But McCain, who spent 5 ½ years as a prisoner of war after his Navy plane was shot down in 1967, recalled the Vietnam War’s lessons. “We left Vietnam. It was over. We just had to heal the wounds of war,” he said. “We leave this place, chaos in the region, and they’ll follow us home. So there’s a great deal more at stake here in this conflict, in my view, a lot more.
McCain said he based his judgment partly on the writings of Abu Musab al-Zarqawi, the al-Qaida leader in Iraq who was killed in a U.S. air raid, and of Osama bin Laden.
‘It’s the region, and then us’
“The consequences of failure are so severe that I will exhaust every possibility to try to fix this situation. Because it’s not the end when American troops leave. The battleground shifts, and we’ll be fighting them again,” McCain said. “You read Zarqawi, and you read bin Laden. ... It’s not just Iraq that they’re interested in. It’s the region, and then us.”
Sen. Joseph Biden, the incoming chairman of the Senate Foreign Relations Committee, said he hoped a special commission considering options for the way ahead in Iraq would assert that U.S. troop commitments are not open-ended; propose a clear political road map for Iraq; and recommend engaging Iraq’s neighbors in political solution.
“We are past the point of adding more troops. We are past the point of vague policy prescriptions. It is not an answer just to stay. Nor is it an answer — though it may become a necessity — just to go with no concern for what follows,” Biden, D-Del., wrote in Sunday’s Washington Post.
“The fundamental question we must answer is whether, as we begin to leave Iraq, there are still concrete steps we can take to avoid leaving chaos behind,” said Biden, who plans to run for president in 2008.
Democrats poised to take control of the House and Senate are pressing for a substantial reduction of U.S. troops in Iraq and a timetable for their withdrawal, as a way of forcing the Iraq government to rely more on itself.
“We must tell the Iraqis that we would begin, starting in four to six months, a phased reduction of our troops,” said Sen. Carl Levin, D-Mich., the incoming chairman of the Senate Armed Services Committee. “Because if you don’t do that, they’re going to continue to have the false assumption that we are there in some kind of an open-ended way. And it is that assumption on their part that takes them off the hook.”
Incoming House Majority Leader Steny Hoyer, D-Md., agreed. “As a practical matter, there are no troops to increase with,” he said. “Our objective was to remove Saddam Hussein and create an environment in which a democracy could be established.
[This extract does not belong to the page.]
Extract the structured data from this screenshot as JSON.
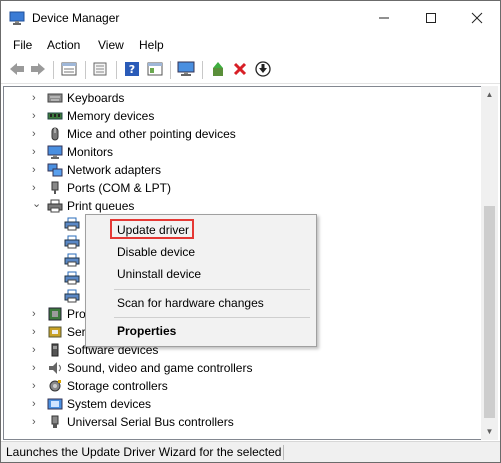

That has been done.”
But Hoyer said Democrats would continue funding the existing troop levels, for the time being.
“That’s not an option, of not supporting our troops in the field and making sure they’re as safe as we can make them,” he said. “Very frankly, their lack of numbers exposes them on a daily basis to danger and death, unfortunately. But clearly, we’re going to have discussions going forward as to how we change this policy and change it in the short term, not the long term.
Gen. John Abizaid, the top U.S. commander for the Middle East, told the Senate Armed Services Committee last week he believes troop levels should remain steady for now. He said it was possible to add 20,000 troops for a short time, but it would be unrealistic to raise troop levels as proposed by McCain and Sen. Lindsey Graham, R-S.C.
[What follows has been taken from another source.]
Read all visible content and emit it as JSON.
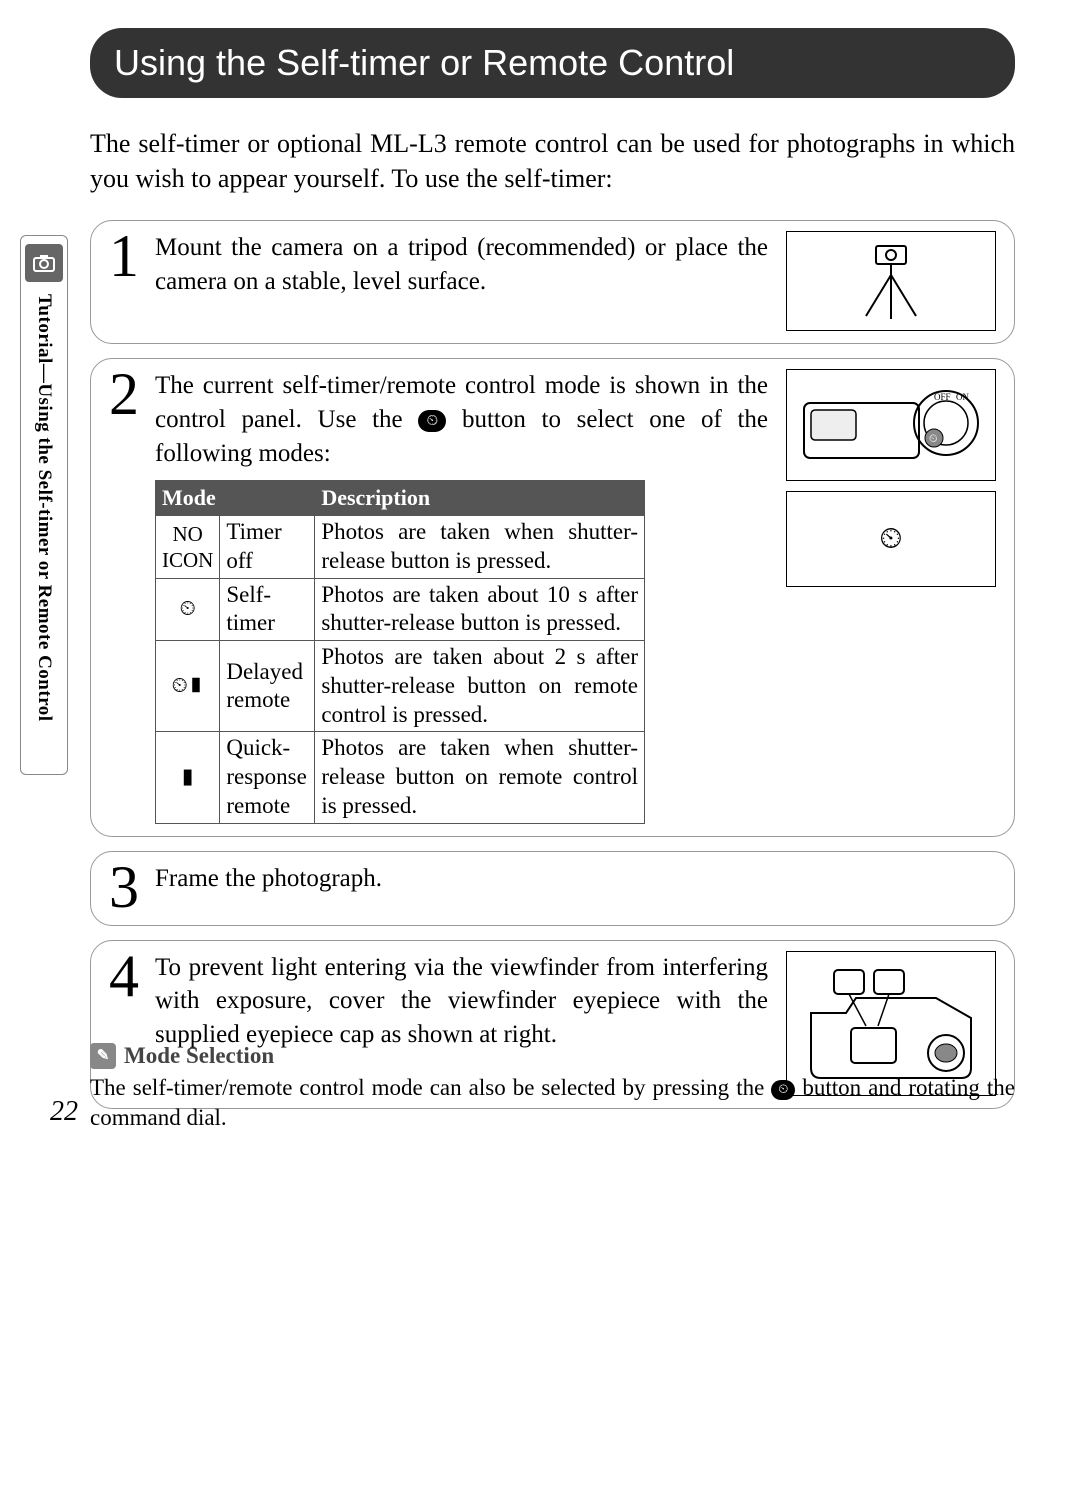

Abizaid said the American military in Iraq is stretched too thin already, and sending over a bigger, more permanent presence would undercut efforts to force Iraqis to take on more responsibility.
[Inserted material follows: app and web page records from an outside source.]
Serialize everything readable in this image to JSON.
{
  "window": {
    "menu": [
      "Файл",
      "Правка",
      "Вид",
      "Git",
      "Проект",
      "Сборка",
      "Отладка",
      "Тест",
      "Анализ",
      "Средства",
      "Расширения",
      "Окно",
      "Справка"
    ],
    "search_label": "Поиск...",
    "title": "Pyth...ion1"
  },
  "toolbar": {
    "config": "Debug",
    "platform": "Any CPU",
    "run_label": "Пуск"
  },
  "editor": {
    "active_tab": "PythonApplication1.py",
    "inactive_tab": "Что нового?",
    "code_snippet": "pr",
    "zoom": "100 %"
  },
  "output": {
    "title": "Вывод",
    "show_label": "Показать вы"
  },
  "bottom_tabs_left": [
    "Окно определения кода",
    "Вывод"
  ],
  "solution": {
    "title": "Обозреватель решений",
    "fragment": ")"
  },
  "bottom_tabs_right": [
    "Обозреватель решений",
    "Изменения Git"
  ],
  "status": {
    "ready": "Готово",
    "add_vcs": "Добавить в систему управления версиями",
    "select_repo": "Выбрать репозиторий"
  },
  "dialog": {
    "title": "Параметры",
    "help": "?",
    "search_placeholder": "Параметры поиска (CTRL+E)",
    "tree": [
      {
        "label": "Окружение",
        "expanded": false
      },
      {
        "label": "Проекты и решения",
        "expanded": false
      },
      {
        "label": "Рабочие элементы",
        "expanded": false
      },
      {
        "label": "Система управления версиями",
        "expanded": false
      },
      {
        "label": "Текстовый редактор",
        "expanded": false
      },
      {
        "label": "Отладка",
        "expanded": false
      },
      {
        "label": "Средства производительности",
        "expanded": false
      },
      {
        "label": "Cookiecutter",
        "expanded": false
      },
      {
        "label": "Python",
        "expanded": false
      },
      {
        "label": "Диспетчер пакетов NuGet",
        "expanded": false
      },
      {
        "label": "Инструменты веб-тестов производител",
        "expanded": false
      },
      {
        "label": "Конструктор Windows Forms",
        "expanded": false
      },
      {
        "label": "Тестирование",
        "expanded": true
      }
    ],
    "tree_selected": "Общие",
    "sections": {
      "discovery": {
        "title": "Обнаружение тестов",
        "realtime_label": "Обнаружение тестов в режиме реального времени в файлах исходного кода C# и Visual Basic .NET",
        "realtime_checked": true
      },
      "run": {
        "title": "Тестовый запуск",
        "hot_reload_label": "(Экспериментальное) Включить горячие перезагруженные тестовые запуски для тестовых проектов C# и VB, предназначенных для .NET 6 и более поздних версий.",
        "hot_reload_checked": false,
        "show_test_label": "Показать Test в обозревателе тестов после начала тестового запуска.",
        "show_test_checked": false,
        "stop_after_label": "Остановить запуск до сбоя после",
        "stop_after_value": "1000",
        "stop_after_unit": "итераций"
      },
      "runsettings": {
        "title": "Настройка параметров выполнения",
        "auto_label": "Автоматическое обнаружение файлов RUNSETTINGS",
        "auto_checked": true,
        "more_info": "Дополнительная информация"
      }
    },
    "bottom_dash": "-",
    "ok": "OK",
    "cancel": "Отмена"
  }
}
Sen. John Kerry, D-Mass., said he thinks U.S. generals have been put “in a a very, very difficult position.”
“What I don’t have confidence in is the policy. And General Abizaid is giving us a diagnosis that is based on the current policy. But that policy has to change, and it can change,” said Kerry, who is considering a White House bid in 2008.
Kerry spoke on “Fox News Sunday,” while McCain and Hoyer appeared on ABC’s “This Week.” Levin spoke on CNN’s “Late Edition.” Rangel and Graham appeared on “Face the Nation” on CBS.